(Excerpts from a dataset)
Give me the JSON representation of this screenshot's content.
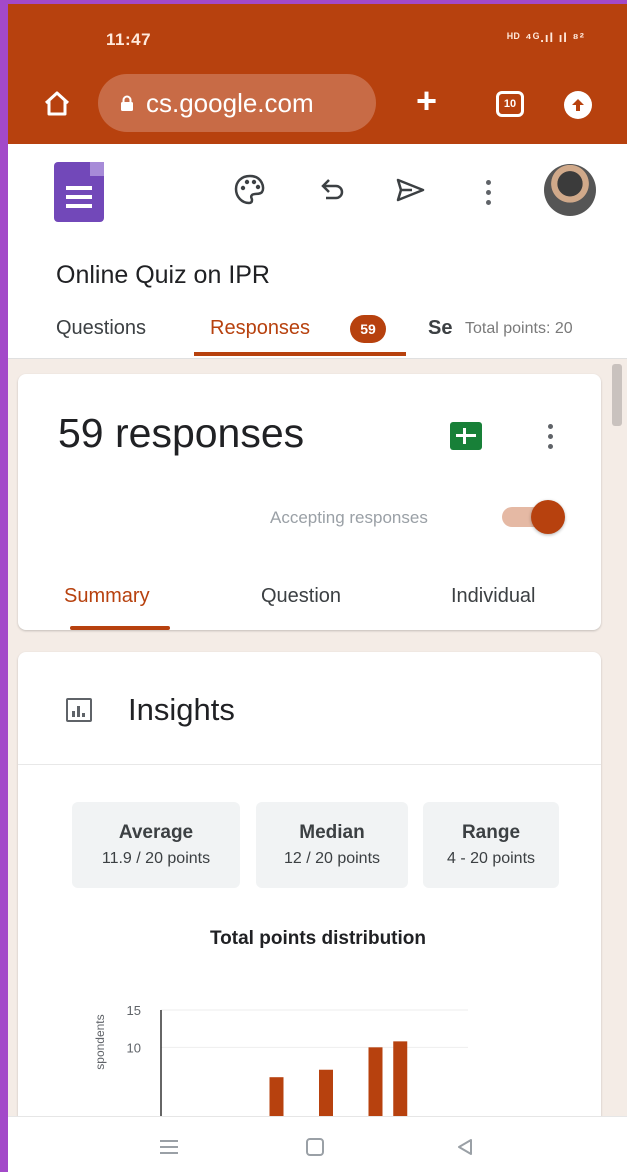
{
  "status_bar": {
    "time": "11:47",
    "icons_text": "ᴴᴰ ⁴ᴳ.ıl ıl ⁸²"
  },
  "browser": {
    "url": "cs.google.com",
    "tab_count": "10"
  },
  "form": {
    "title": "Online Quiz on IPR",
    "tabs": [
      {
        "label": "Questions"
      },
      {
        "label": "Responses",
        "badge": "59"
      },
      {
        "label": "Se"
      }
    ],
    "total_points": "Total points: 20"
  },
  "responses": {
    "count_label": "59 responses",
    "accepting_label": "Accepting responses",
    "accepting_on": true,
    "subtabs": [
      "Summary",
      "Question",
      "Individual"
    ]
  },
  "insights": {
    "title": "Insights",
    "stats": [
      {
        "label": "Average",
        "value": "11.9 / 20 points"
      },
      {
        "label": "Median",
        "value": "12 / 20 points"
      },
      {
        "label": "Range",
        "value": "4 - 20 points"
      }
    ]
  },
  "chart_data": {
    "type": "bar",
    "title": "Total points distribution",
    "ylabel": "spondents",
    "ylim": [
      0,
      15
    ],
    "yticks": [
      "15",
      "10"
    ],
    "bars": [
      {
        "x": 7,
        "value": 6
      },
      {
        "x": 10,
        "value": 7
      },
      {
        "x": 13,
        "value": 10
      },
      {
        "x": 14.5,
        "value": 10.8
      }
    ],
    "bar_color": "#b7410e"
  },
  "colors": {
    "accent": "#b7410e",
    "forms_purple": "#7248b9",
    "sheets_green": "#188038"
  }
}
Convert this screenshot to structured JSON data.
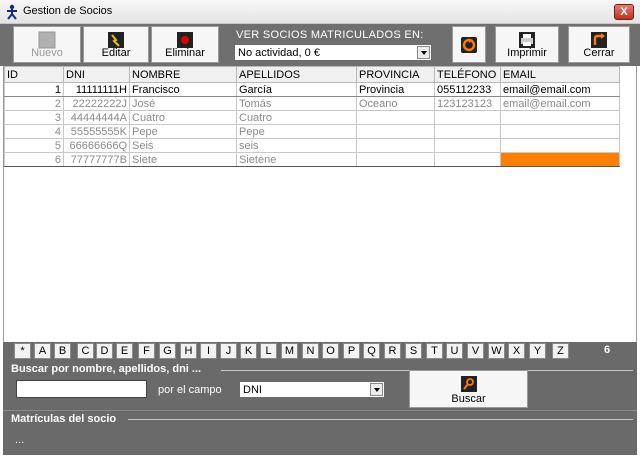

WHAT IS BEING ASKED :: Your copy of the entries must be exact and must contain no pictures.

SOLUTION ::
Give me the JSON representation of this screenshot's content.
{
  "status_bar": {
    "time": "11:47",
    "icons_text": "ᴴᴰ ⁴ᴳ.ıl ıl ⁸²"
  },
  "browser": {
    "url": "cs.google.com",
    "tab_count": "10"
  },
  "form": {
    "title": "Online Quiz on IPR",
    "tabs": [
      {
        "label": "Questions"
      },
      {
        "label": "Responses",
        "badge": "59"
      },
      {
        "label": "Se"
      }
    ],
    "total_points": "Total points: 20"
  },
  "responses": {
    "count_label": "59 responses",
    "accepting_label": "Accepting responses",
    "accepting_on": true,
    "subtabs": [
      "Summary",
      "Question",
      "Individual"
    ]
  },
  "insights": {
    "title": "Insights",
    "stats": [
      {
        "label": "Average",
        "value": "11.9 / 20 points"
      },
      {
        "label": "Median",
        "value": "12 / 20 points"
      },
      {
        "label": "Range",
        "value": "4 - 20 points"
      }
    ]
  },
  "chart_data": {
    "type": "bar",
    "title": "Total points distribution",
    "ylabel": "spondents",
    "ylim": [
      0,
      15
    ],
    "yticks": [
      "15",
      "10"
    ],
    "bars": [
      {
        "x": 7,
        "value": 6
      },
      {
        "x": 10,
        "value": 7
      },
      {
        "x": 13,
        "value": 10
      },
      {
        "x": 14.5,
        "value": 10.8
      }
    ],
    "bar_color": "#b7410e"
  },
  "colors": {
    "accent": "#b7410e",
    "forms_purple": "#7248b9",
    "sheets_green": "#188038"
  }
}
Convert this screenshot to structured JSON data.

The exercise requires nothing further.